When Uguccione Contrari took possession of the fiefdom of Vignola, the church was knocked down to make space for extensions to the Fortress and was rebuilt and extended within the enclosure of Castelnuovo, that is, the residential section included in the new extension of the defensive walls.
In 1680, it was decided that the edifice would be reconstructed because of its poor condition according to the design of master mason, Zaccaria Pellini. However, the decision to retain the old wall of the building was a mistake which created great problems and thwarted the progress of the reconstruction. When the central body of the church was erected, the presbytery and chancel were still incomplete on account of disputes within the parochial community. The completion work recommenced in 1792. On the left side, a sacristy was built beside the presbytery whilst the chancel was made into a rather cramped space behind the main altar.
In 1841, the engineer Cesare Costa, a prominent figure of the architectural culture of Austro-Este, was commissioned to extend the church that had been reduced to a shape of a basilica. The old chancel and the sacristy were then knocked down.

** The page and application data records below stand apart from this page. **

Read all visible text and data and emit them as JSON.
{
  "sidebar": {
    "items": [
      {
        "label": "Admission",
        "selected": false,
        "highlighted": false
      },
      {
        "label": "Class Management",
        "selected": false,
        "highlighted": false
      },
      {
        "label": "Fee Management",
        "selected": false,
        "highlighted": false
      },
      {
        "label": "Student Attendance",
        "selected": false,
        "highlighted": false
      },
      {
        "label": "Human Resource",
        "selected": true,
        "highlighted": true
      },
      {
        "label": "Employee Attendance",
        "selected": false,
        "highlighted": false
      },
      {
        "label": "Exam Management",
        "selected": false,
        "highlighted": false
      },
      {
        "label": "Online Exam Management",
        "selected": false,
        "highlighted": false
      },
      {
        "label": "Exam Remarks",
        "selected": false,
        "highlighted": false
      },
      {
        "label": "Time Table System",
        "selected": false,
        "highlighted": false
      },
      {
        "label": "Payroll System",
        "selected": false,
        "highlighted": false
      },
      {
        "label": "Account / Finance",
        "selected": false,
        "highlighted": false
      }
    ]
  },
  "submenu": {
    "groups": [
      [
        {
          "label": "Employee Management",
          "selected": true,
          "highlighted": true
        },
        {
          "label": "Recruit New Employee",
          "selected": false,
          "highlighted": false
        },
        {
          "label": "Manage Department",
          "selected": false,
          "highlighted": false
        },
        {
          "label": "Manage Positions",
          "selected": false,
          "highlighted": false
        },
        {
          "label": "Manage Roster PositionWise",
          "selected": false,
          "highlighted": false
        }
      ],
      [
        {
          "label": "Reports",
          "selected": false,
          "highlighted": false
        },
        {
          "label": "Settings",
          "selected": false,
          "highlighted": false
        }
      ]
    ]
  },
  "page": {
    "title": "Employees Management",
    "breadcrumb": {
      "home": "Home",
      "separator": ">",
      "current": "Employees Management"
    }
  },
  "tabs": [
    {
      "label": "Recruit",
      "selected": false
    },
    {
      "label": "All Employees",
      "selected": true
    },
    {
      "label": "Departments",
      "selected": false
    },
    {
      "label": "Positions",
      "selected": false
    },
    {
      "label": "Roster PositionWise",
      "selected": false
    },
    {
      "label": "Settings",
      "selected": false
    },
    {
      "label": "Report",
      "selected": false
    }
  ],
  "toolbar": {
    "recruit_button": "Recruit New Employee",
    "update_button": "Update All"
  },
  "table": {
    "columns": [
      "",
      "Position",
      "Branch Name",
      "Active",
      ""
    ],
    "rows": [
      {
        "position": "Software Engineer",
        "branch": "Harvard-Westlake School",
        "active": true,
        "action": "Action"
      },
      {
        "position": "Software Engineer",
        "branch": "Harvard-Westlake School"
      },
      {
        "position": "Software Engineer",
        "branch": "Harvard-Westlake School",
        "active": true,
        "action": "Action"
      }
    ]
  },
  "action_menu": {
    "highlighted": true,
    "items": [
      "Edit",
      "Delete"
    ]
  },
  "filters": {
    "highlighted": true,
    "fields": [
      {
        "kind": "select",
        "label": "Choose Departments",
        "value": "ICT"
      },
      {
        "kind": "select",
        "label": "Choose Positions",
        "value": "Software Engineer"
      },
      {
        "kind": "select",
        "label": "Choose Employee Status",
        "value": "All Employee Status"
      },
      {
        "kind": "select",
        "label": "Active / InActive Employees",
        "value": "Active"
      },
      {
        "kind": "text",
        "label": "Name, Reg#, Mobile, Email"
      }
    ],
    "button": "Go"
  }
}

The final intervention came in in 1889 under the direction of the architect, Carlo Barbieri, thanks to whom the façade was completed in classical style with colonnades and Corinthian capitals.
The three-nave interior houses notable paintings such as the Madonna with child and saints, a work by Elisabetta Sirani of Bologna, a follower of Guido Reni, an altarpiece by Francesco Stringa, a piece in the chancel entitled, The Martyrdom of Saints Nazarius and Celsius which is amongst the last works produced by Adeodato Malatesta who was assisted by his son Narciso, as well as a Pietà in gilded bronze by Ivo Soli, a sculptor of the 20th Century and native of Vignola, who became well-known in Milan on account of his statues for Milan Cathedral.
On the left side of the church, crossing Via Fontana, you will see the vertiginous Campanile, which was originally a simple column accessible by way of a ladder made of stone and wood.
It was rebuilt in its current form in 1834, the building project being led by military engineer, Ruggero Bidasio. However, the reconstruction work was interrupted due to lack of funding and reassumed as late as 1890 under the supervision of Carlo Barbieri who gave the pinnacle its current appearance, echoing that of the façade.
The bells were remade in 1875 by De Poli of Vittorio Veneto and tuned starting from the highest to the lowest notes in SOL, LA, RE, SI.
At the base of the Campanile, it is possible to see graffiti engraved by soldiers who were hospitalised in the nearby military hospital during the First World War.